12. Admittedly, the DDA was aware that the arbitration proceedings were governed under the 1996 Act as the earlier petition under Section 34 challenging the award was filed under the 1996 Act. Thus there can be no excuse as to why the present award should have been challenged under Section 14 of the 1940 Act, which also lead to wastage of precious judicial time.
13. Moreover, the order dated 14th October, 2014 passed by the Ld. Single Judge has not given the benefit of the period of pendency of Section 14 petition to the Petitioner. The learned Single Judge disposing of the Section 14 petition has observed that the rejection would not come in the way of filing of a petition by the DDA under Section 34 of the 1996 Act `if maintainable in law'.
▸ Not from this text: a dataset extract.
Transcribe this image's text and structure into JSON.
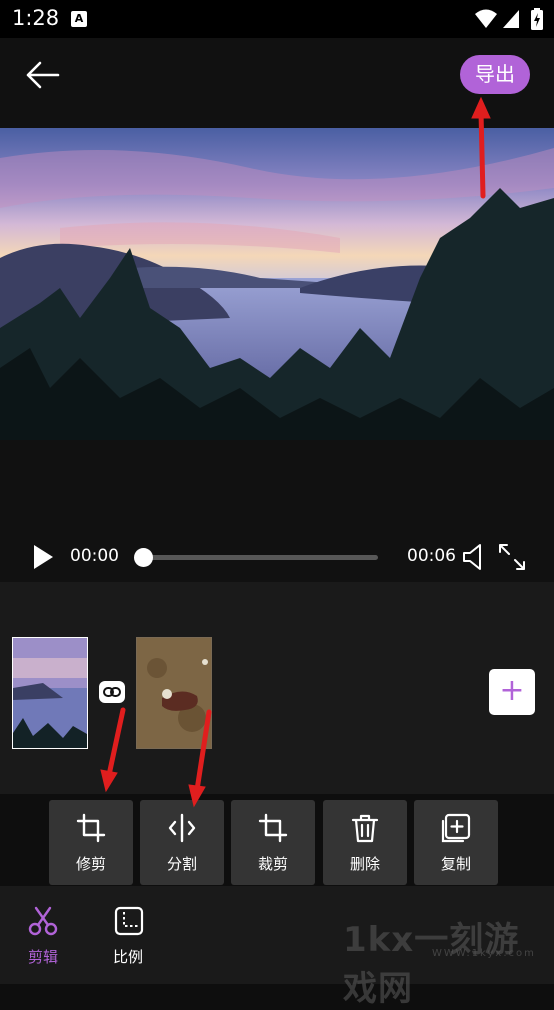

14. The DDA's filing under Section 14 of the 1940 Act was not genuine or bonafide. If anything, it was an act of serious neglect. The Ld. Arbitrator having sent the Award by speed post - nothing further was required to be done. Moreover, the application is not clear as to when the DDA acquired knowledge of the Award. The statement in the application to the effect "That the Respondent only came to know of the passing of the Impugned Award when it was served with summons from the Ld. Trial Court for hearing dated 1.7.2013 in the Execution proceedings filed by the Respondent. That accordingly the Petitioner attended the said hearing and obtained copy of the Impugned Award from the Execution proceedings" is vague and 11th November 2013 i.e., the date of filing of the Section 14 petition under the 1940 Act, is also not explained in the application. Thus, even if the period, during which the petition under Section 14 remained pending, is given, it will not bring the present petition within limitation.
15. In Office of the Chief Post Master General & Ors. v. Living Media India Ltd. & Ors (2012) 3 SCC 563, the Supreme Court has held:
'28. Though we are conscious of the fact that in a matter of condonation of delay when there was no gross negligence or deliberate inaction or lack of bonafide, a liberal concession has to be adopted to advance substantial justice, we are of the view that in the facts and circumstances, the Department cannot take advantage of various earlier decisions. The claim on account of impersonal machinery and inherited bureaucratic methodology of making several notes cannot be accepted in view of the modern technologies being used and available. The law of limitation undoubtedly binds everybody including the Government.
29. In our view, it is the right time to inform all the government bodies, their agencies and instrumentalities that unless they have reasonable and acceptable explanation for the delay and there was bonafide effort, there is no need to accept the usual explanation that the file was kept pending for several months/years due to considerable degree of procedural red-tape in the process. The government departments are under a special obligation to ensure that they perform their duties with diligence and commitment. Condonation of delay is an exception and should not be used as an anticipated benefit for government departments. The law shelters everyone under the same light and should not be swirled for the benefit of a few.'
16. Under the facts and circumstances of the present case, no justifiable grounds exist for condoning the delay. The application seeking condonation is sketchy and does not place all the facts correctly. The delay is not liable to be condoned. Application for condonation of delay is rejected.
17. The OMP is dismissed.